In an Australian government sponsored review some years ago about what factors influenced how good a city CCTV scheme was, the project looked at a number of factors including the technology, the relationships and involvement with police on the ground, and the standard procedures, among other things. The conclusion to the report contained this statement though: “The effectiveness of CCTV may be very dependent on a whole range of issues but in particular the monitoring strategies adopted by camera operators” (Australian Research Council, 2006).
What effectively came out of the research is that where operators have a clear idea of what to look for, have the decision making capabilities to follow through on looking for specific people or activities of interest, and have the ability to recognise the signs of something happening, performance will be greatly improved.
This, for me, is a result of a number of factors:
1. A willingness to do the job and especially a passion to catch people.
2. A situational awareness of the areas being viewed, the layout, activities, people, and likely suspects and risk areas.
3. The use of individual initiative and skills in thinking through target acquisition and monitoring.
4. Visual analysis skills and observation skills to assist in picking up the issues and anomalies in the areas being viewed.
5. Training in what to look for, an understanding of body language, and how crime develops and incidents occur.
6. Clear and defined responses to events, as soon as signs of a developing incident is occurring, and good communication skills to follow this through.
Things like good SOPs, knowledge of the law, understanding of the control systems, and ability to switch to relevant cameras and track people using systems provide a useful base for people to work from. But these activities do not help catch people. It is like having a racing car that is ticking over but can’t be driven anywhere except up and down the driveway.

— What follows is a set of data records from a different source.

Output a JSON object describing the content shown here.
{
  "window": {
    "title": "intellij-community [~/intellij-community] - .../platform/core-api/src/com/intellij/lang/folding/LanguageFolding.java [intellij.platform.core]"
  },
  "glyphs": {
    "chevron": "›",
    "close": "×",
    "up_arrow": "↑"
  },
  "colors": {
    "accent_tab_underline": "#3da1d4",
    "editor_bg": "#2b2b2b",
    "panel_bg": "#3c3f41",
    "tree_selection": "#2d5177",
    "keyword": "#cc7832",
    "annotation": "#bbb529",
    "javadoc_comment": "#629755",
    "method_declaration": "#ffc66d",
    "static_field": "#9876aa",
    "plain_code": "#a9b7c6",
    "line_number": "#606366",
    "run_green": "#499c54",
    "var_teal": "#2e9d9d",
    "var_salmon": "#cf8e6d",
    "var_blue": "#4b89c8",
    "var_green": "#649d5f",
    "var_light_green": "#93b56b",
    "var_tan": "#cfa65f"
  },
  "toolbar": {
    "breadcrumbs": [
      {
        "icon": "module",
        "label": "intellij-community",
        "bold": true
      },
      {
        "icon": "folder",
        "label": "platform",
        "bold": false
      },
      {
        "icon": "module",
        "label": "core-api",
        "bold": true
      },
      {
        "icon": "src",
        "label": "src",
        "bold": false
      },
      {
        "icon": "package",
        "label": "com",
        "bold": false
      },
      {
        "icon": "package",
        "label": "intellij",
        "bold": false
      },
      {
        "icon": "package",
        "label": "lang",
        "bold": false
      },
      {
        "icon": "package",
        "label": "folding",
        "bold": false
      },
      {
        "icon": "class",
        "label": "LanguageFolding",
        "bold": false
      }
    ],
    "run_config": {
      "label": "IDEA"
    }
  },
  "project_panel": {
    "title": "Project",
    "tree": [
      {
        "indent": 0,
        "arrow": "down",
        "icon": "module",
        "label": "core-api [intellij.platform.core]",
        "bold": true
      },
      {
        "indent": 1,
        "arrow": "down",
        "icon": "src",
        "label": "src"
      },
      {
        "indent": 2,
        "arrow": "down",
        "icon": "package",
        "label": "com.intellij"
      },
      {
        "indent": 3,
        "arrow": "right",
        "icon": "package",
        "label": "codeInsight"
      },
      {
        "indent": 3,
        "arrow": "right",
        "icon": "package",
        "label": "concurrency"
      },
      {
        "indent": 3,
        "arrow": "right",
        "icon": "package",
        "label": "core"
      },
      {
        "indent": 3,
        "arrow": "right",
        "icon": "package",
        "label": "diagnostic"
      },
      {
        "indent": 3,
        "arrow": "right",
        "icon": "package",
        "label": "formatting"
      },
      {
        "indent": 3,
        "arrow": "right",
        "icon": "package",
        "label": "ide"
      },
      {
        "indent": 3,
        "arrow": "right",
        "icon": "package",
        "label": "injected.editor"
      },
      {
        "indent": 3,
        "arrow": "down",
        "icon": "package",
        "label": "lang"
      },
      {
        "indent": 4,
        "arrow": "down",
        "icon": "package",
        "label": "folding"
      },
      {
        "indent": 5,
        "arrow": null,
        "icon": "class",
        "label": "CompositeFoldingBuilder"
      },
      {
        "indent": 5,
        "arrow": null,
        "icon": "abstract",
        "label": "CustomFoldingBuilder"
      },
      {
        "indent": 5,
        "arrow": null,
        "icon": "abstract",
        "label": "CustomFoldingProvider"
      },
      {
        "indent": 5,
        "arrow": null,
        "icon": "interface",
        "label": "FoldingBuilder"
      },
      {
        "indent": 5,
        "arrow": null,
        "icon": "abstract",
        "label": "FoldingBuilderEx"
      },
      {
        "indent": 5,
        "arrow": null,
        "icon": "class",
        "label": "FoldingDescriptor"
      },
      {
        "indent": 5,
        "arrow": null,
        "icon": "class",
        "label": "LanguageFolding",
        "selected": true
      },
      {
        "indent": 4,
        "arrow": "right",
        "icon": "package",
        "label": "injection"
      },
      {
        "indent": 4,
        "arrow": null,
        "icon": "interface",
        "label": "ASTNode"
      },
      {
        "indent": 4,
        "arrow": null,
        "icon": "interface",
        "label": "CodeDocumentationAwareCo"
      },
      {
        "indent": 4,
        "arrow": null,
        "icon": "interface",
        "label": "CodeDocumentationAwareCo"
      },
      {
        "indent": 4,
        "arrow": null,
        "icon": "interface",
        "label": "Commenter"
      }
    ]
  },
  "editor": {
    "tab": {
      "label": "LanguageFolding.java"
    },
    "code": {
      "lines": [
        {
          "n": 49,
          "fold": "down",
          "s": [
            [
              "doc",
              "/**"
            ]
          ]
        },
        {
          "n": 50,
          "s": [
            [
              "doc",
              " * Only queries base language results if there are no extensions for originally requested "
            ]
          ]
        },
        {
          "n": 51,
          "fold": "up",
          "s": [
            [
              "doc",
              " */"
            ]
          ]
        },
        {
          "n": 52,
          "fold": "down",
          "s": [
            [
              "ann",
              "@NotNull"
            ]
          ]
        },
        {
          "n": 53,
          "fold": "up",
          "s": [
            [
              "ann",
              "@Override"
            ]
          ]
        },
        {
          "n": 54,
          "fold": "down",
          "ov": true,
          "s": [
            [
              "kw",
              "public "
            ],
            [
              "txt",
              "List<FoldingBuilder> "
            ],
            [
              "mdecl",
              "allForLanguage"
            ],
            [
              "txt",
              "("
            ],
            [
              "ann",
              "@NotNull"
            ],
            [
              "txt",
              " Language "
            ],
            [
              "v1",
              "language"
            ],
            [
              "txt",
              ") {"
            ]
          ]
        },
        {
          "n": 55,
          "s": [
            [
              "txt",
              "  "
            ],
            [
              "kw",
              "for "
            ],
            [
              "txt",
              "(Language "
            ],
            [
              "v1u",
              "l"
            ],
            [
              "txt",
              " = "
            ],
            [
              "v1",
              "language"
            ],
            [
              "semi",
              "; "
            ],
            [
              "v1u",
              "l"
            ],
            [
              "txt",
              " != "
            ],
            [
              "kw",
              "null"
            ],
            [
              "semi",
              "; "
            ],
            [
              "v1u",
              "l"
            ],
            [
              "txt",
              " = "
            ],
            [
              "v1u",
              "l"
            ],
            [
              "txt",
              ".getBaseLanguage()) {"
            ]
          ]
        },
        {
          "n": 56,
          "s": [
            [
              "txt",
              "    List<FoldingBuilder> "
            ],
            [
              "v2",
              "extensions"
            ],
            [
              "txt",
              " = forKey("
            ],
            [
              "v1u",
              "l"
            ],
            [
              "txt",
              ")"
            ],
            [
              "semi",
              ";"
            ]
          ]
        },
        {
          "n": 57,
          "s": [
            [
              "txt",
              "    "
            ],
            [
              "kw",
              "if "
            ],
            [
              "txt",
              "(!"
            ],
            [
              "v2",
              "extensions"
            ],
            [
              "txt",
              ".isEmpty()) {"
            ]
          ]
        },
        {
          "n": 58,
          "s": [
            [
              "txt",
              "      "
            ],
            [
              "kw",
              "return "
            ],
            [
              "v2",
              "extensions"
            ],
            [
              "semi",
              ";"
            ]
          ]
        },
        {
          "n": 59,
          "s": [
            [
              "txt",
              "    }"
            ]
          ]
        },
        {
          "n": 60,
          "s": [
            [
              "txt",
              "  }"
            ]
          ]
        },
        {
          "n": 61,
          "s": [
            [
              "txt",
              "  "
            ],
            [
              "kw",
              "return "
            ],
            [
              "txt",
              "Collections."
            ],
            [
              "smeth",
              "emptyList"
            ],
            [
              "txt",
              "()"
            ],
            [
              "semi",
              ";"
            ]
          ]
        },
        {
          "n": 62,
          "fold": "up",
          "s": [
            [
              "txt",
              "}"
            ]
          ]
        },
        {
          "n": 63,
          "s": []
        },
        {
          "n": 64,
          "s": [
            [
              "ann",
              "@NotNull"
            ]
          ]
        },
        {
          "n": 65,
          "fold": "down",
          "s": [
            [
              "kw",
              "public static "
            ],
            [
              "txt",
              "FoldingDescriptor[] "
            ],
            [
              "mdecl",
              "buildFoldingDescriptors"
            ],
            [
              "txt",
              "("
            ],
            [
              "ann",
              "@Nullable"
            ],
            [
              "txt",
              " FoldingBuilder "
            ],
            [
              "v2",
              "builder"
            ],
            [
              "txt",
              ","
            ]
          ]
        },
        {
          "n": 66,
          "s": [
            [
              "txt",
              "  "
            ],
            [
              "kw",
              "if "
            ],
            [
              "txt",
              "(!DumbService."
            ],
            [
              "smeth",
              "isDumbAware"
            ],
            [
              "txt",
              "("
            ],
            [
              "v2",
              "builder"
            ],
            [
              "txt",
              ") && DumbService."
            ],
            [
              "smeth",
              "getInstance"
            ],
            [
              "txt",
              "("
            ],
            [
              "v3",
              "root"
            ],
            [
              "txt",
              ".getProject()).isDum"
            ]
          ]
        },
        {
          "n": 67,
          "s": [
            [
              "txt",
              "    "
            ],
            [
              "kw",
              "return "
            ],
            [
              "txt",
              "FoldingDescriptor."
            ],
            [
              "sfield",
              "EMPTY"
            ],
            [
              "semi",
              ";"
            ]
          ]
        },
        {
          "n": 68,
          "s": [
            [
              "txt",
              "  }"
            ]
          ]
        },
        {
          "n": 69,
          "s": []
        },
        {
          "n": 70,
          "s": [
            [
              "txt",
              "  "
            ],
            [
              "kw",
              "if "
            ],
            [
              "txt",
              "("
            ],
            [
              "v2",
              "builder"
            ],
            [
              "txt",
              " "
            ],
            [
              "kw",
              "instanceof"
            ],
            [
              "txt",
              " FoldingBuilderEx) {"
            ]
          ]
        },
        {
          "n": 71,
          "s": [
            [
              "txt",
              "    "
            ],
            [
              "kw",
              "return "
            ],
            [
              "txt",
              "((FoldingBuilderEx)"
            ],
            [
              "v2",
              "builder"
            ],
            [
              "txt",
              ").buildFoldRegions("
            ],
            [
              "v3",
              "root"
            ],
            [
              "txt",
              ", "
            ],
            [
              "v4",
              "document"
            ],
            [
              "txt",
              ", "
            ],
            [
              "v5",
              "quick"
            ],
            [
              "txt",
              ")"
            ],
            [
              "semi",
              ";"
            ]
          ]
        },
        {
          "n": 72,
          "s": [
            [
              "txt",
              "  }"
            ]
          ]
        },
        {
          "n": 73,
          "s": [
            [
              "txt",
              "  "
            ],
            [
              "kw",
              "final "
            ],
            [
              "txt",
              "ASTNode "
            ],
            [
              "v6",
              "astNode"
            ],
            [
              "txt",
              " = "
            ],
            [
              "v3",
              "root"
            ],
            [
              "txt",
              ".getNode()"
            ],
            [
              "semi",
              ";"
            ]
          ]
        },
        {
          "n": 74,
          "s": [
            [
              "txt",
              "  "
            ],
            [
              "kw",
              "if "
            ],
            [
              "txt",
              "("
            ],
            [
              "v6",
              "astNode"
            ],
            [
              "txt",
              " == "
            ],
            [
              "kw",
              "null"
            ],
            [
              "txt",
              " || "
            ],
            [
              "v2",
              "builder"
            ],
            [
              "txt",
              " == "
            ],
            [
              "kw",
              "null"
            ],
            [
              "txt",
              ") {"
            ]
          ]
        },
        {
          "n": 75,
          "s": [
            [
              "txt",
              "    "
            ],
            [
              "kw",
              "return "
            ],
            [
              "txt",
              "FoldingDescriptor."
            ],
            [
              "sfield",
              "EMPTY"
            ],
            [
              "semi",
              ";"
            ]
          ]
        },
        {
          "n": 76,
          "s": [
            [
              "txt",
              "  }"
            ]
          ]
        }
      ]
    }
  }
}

If I were to interview someone for a position as an operator, the first question I would ask is how many people have you caught before, and follow this up with additional questions like “how recently?” “What signs did you see?” If somebody has demonstrated a willingness to catch people and the ability to do so, it’s likely to happen in the new operation as well.
I’d follow up on the standard selection tools with assessments to check the observation skills, ensure that they have training in how to pick up the body language involved in crime behaviour and look at their communication skills. Communication skills may be an optional extra at times, in that many people who are good at working with systems and observing people are not necessarily very extraverted or good with communication.
All too often we try and manage and structure the process of security or surveillance excessively and in doing so restrict its usefulness. Guards have to follow a precise route to badge at specific check points to show they are working, and in doing so give criminals a predicable route and show the timing of where and when to break in to the premises. The UK police have a 'stop and search' capability where they can stop anyone and search them, but the documentation that has to now get filled in is so onerous that it reduces the chance of this happening. We may define and structure surveillance duties so much that it reduces the potential for initiative and acquisition of the targets we are looking for.
To get the surveillance outcomes we want, we need to empower operators with the skills, training, knowledge, and scope for initiative and independent action to allow them to deliver detection performance. We need to ensure we have the right people for this, and the right rewards – where operators deliver they need to be recognised, and where they don’t deliver the required performance, we need to provide a development strategy to get them to the right point. This involves ensuring they are equipped with the right skills and have the right kind of environment to shine. It also means that we have to have the managers who can facilitate this kind of process.
Dr Craig Donald is a human factors specialist in security and CCTV. He is a director of Leaderware which provides instruments for the selection of CCTV operators, X-ray screeners and other security personnel in major operations around the world. He also runs CCTV Surveillance Skills and Body Language, and Advanced Surveillance Body Language courses for CCTV operators, supervisors and managers internationally, and consults on CCTV management. He can be contacted on +27 (0)11 787 7811 or email@example.com
|Tel:||+27 11 787 7811|
|Fax:||+27 11 886 6815|
|Articles:||More information and articles about Leaderware|
© Technews Publishing (Pty) Ltd | All Rights Reserved